While there are many aspects of the typical university tenure process that are counter-productive (an issue that has been covered extensively in higher education publications), there are some aspects of the process that could have a positive influence on our firm and the individual career paths of the people who work here.
It’s instructive to think about what all this means for architects and urban designers, whose traditional purview it is to creatively imagine the use of space.
My challenge to the Utile-OU team was precisely this: how can they extend their own disciplinary research without apology on the one hand and at the same time develop a speculative spirit that takes bigger risks with form, organization, and materiality in response to their client audiences.
These are important questions: with the building boom over, and as both professional offices and academic programs seek to reframe their roles to adapt to our fast-changing culture, we have an opportunity to recalibrate the relationship between practice and education — and more, to realign progressive practice with academic inquiry.
Architects are not builders, but we need to be knowledgeable enough that we can create written and graphic instructions for a building team.

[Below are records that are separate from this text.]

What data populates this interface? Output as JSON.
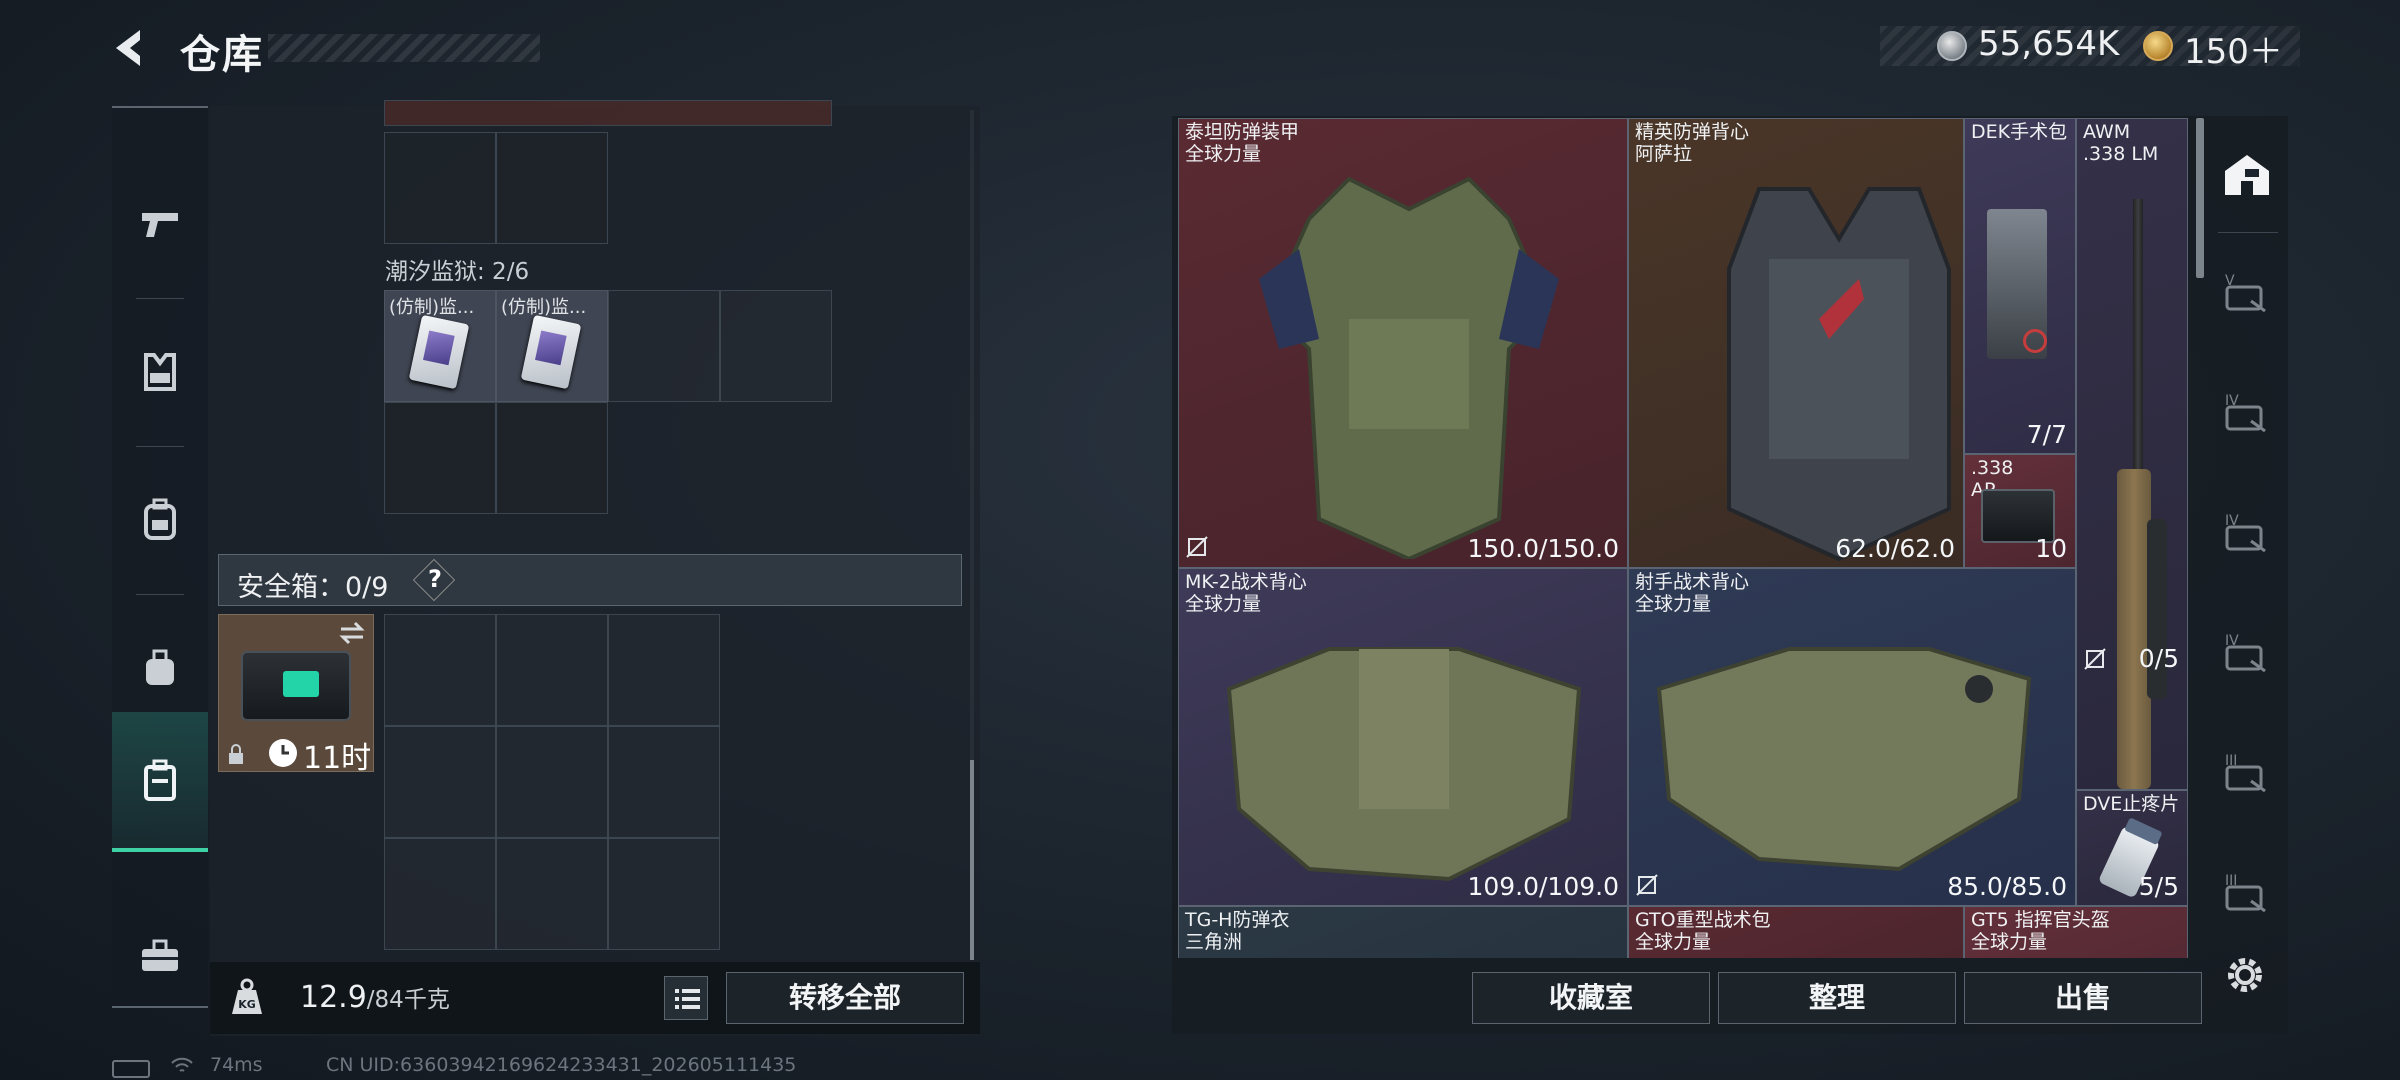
{
  "header": {
    "title": "仓库",
    "currency": {
      "silver_value": "55,654K",
      "gold_value": "150＋"
    }
  },
  "left_sidebar": {
    "items": [
      {
        "icon": "pistol-icon"
      },
      {
        "icon": "vest-icon"
      },
      {
        "icon": "backpack-icon"
      },
      {
        "icon": "pouch-icon"
      },
      {
        "icon": "safe-box-icon",
        "active": true
      },
      {
        "icon": "toolbox-icon"
      }
    ]
  },
  "storage": {
    "prison_label": "潮汐监狱: 2/6",
    "items": [
      {
        "label": "(仿制)监..."
      },
      {
        "label": "(仿制)监..."
      }
    ],
    "safe_box_label": "安全箱：0/9",
    "safe_box_help": "?",
    "safe_timer": "11时",
    "weight_current": "12.9",
    "weight_max": "/84千克",
    "transfer_all": "转移全部"
  },
  "inventory": {
    "items": [
      {
        "name": "泰坦防弹装甲",
        "sub": "全球力量",
        "durability": "150.0/150.0"
      },
      {
        "name": "精英防弹背心",
        "sub": "阿萨拉",
        "durability": "62.0/62.0"
      },
      {
        "name": "DEK手术包",
        "sub": "",
        "durability": "7/7"
      },
      {
        "name": "AWM",
        "sub": ".338 LM",
        "durability": "0/5"
      },
      {
        "name": ".338",
        "sub": "AP",
        "durability": "10"
      },
      {
        "name": "MK-2战术背心",
        "sub": "全球力量",
        "durability": "109.0/109.0"
      },
      {
        "name": "射手战术背心",
        "sub": "全球力量",
        "durability": "85.0/85.0"
      },
      {
        "name": "DVE止疼片",
        "sub": "",
        "durability": "5/5"
      },
      {
        "name": "TG-H防弹衣",
        "sub": "三角洲",
        "durability": ""
      },
      {
        "name": "GTO重型战术包",
        "sub": "全球力量",
        "durability": ""
      },
      {
        "name": "GT5 指挥官头盔",
        "sub": "全球力量",
        "durability": ""
      }
    ]
  },
  "right_sidebar": {
    "filters": [
      "home-icon",
      "armor-v-icon",
      "armor-iv-icon",
      "armor-iv-icon",
      "armor-iv-icon",
      "armor-iii-icon",
      "armor-iii-icon"
    ],
    "level_labels": [
      "V",
      "IV",
      "IV",
      "IV",
      "III",
      "III"
    ]
  },
  "actions": {
    "collection": "收藏室",
    "organize": "整理",
    "sell": "出售"
  },
  "status": {
    "ping": "74ms",
    "uid": "CN UID:63603942169624233431_202605111435"
  },
  "colors": {
    "accent": "#3fd1a6",
    "red_slot": "#5a2a32",
    "navy_slot": "#2f3a55"
  }
}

While this is an obvious statement, it points in an interesting and mostly unexplored direction.
As a reference book, the compendium was to communicate collective knowledge gained to an ever-growing design team and would avoid instances of wheel-reinvention, a problem in a busy office with a horizontal management structure.

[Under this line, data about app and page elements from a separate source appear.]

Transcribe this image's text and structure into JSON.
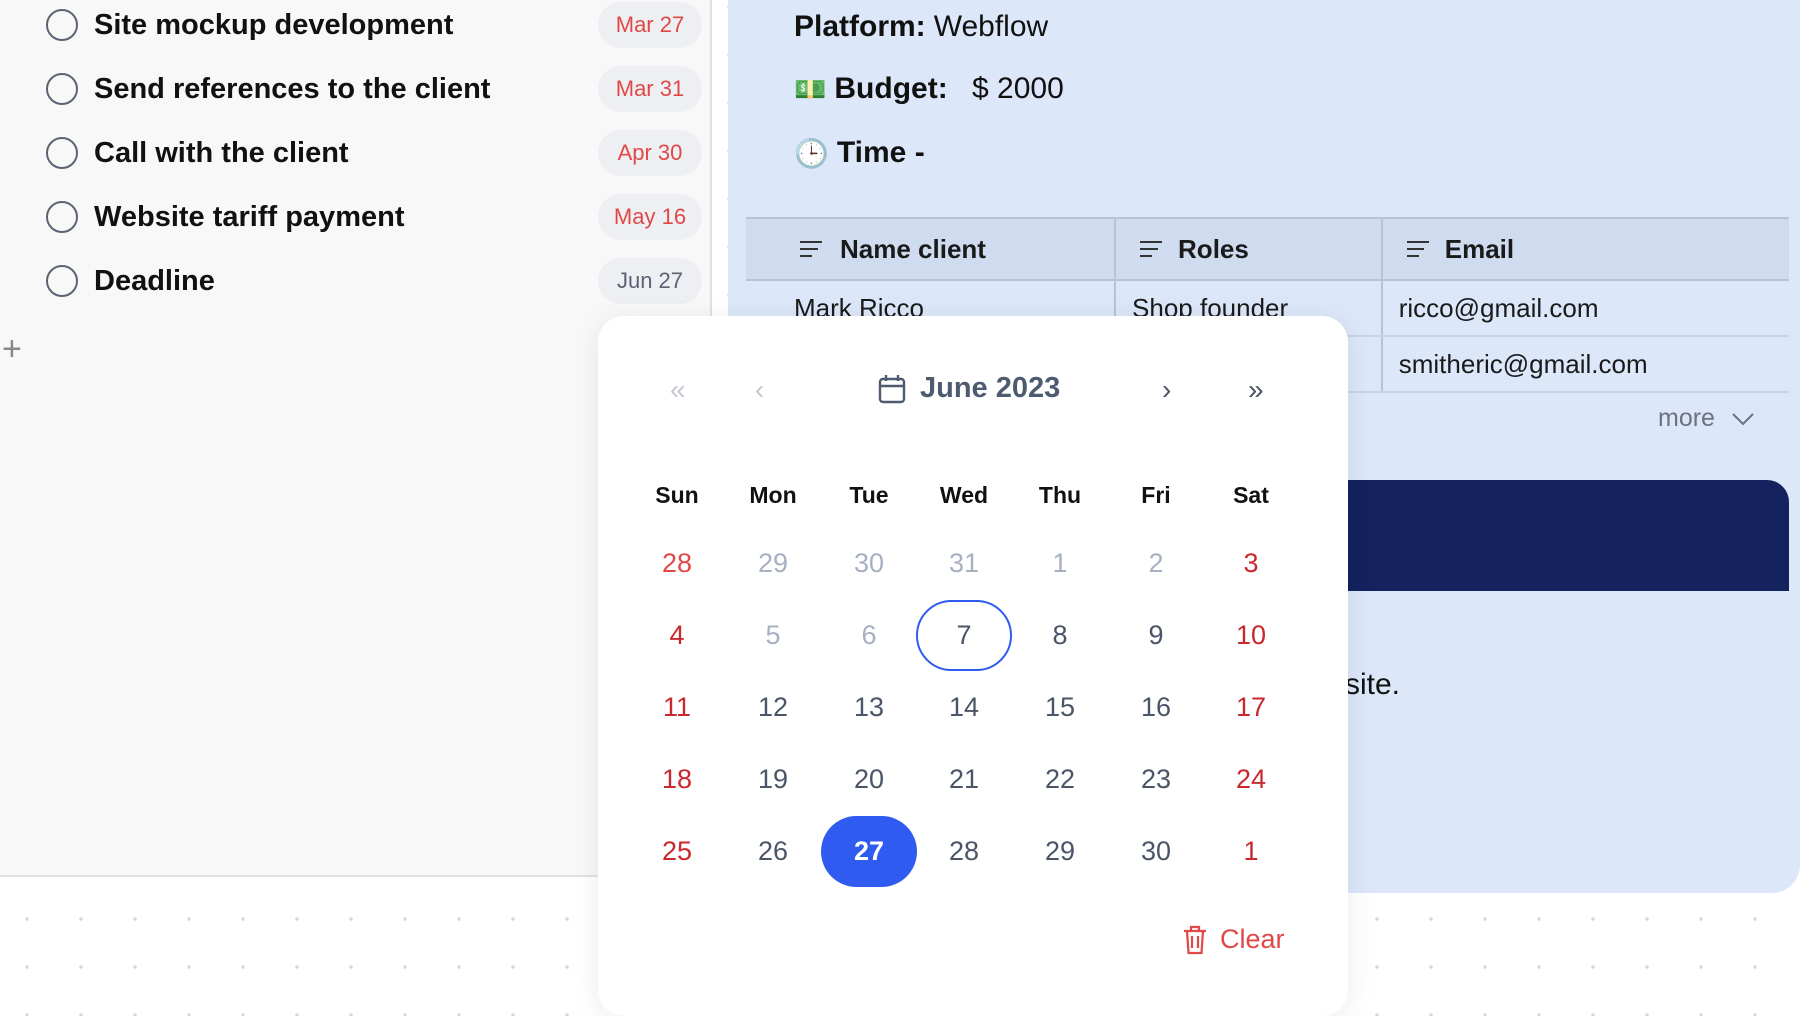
{
  "tasks": [
    {
      "label": "Site mockup development",
      "date": "Mar 27",
      "overdue": true
    },
    {
      "label": "Send references to the client",
      "date": "Mar 31",
      "overdue": true
    },
    {
      "label": "Call with the client",
      "date": "Apr 30",
      "overdue": true
    },
    {
      "label": "Website tariff payment",
      "date": "May 16",
      "overdue": true
    },
    {
      "label": "Deadline",
      "date": "Jun 27",
      "overdue": false
    }
  ],
  "add_icon": "plus-icon",
  "details": {
    "platform_label": "Platform:",
    "platform_value": "Webflow",
    "budget_label": "Budget:",
    "budget_value": "$ 2000",
    "time_label": "Time -"
  },
  "table": {
    "headers": [
      "Name client",
      "Roles",
      "Email"
    ],
    "rows": [
      [
        "Mark Ricco",
        "Shop founder",
        "ricco@gmail.com"
      ],
      [
        "",
        "",
        "smitheric@gmail.com"
      ]
    ]
  },
  "more_label": "more",
  "partial_text": "site.",
  "calendar": {
    "month_label": "June 2023",
    "prev_year": "«",
    "prev_month": "‹",
    "next_month": "›",
    "next_year": "»",
    "weekdays": [
      "Sun",
      "Mon",
      "Tue",
      "Wed",
      "Thu",
      "Fri",
      "Sat"
    ],
    "weeks": [
      [
        {
          "d": "28",
          "t": "weekend-other"
        },
        {
          "d": "29",
          "t": "other"
        },
        {
          "d": "30",
          "t": "other"
        },
        {
          "d": "31",
          "t": "other"
        },
        {
          "d": "1",
          "t": "disabled"
        },
        {
          "d": "2",
          "t": "disabled"
        },
        {
          "d": "3",
          "t": "weekend"
        }
      ],
      [
        {
          "d": "4",
          "t": "weekend"
        },
        {
          "d": "5",
          "t": "disabled"
        },
        {
          "d": "6",
          "t": "disabled"
        },
        {
          "d": "7",
          "t": "today"
        },
        {
          "d": "8",
          "t": "normal"
        },
        {
          "d": "9",
          "t": "normal"
        },
        {
          "d": "10",
          "t": "weekend"
        }
      ],
      [
        {
          "d": "11",
          "t": "weekend"
        },
        {
          "d": "12",
          "t": "normal"
        },
        {
          "d": "13",
          "t": "normal"
        },
        {
          "d": "14",
          "t": "normal"
        },
        {
          "d": "15",
          "t": "normal"
        },
        {
          "d": "16",
          "t": "normal"
        },
        {
          "d": "17",
          "t": "weekend"
        }
      ],
      [
        {
          "d": "18",
          "t": "weekend"
        },
        {
          "d": "19",
          "t": "normal"
        },
        {
          "d": "20",
          "t": "normal"
        },
        {
          "d": "21",
          "t": "normal"
        },
        {
          "d": "22",
          "t": "normal"
        },
        {
          "d": "23",
          "t": "normal"
        },
        {
          "d": "24",
          "t": "weekend"
        }
      ],
      [
        {
          "d": "25",
          "t": "weekend"
        },
        {
          "d": "26",
          "t": "normal"
        },
        {
          "d": "27",
          "t": "selected"
        },
        {
          "d": "28",
          "t": "normal"
        },
        {
          "d": "29",
          "t": "normal"
        },
        {
          "d": "30",
          "t": "normal"
        },
        {
          "d": "1",
          "t": "weekend"
        }
      ]
    ],
    "selected": "27",
    "today": "7",
    "clear_label": "Clear"
  },
  "colors": {
    "accent": "#2f5bf0",
    "weekend": "#c8282e",
    "overdue": "#e04848",
    "navy": "#14235e",
    "panel": "#dce7f9"
  }
}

One can (literally) still smell a group of cub reporters huddled under the canopy and out of the rain while taking a break from the day’s deadline.
The consequence of this experience, enhanced by the everyday ordinariness of the apartment and objects being rendered, is the sense that figurative architectonic space permeates every object, molding, and electrical device.
Since the late 1990s the generative capabilities of parametric modeling, or digital scripting, programs have come to dominate design discourse at schools like Yale, Harvard, Princeton and Columbia, largely due to the increasing influence and leadership of mid-career professors and practitioners such as Greg Lynn, Preston Scott Cohen and Monica Ponce de Leon.
A flexible method that embraces informality and appropriation within a fixed city could be of great value to cities with changing demographics and constrained resources.
Hopefully, proponents of the various urbanisms, at least initially within the freedom of competitions and exhibitions, will more fully explore and give formal shape to the terrain of future possibilities, while keeping in mind that this terrain is not just environmental and technological, but fundamentally political too.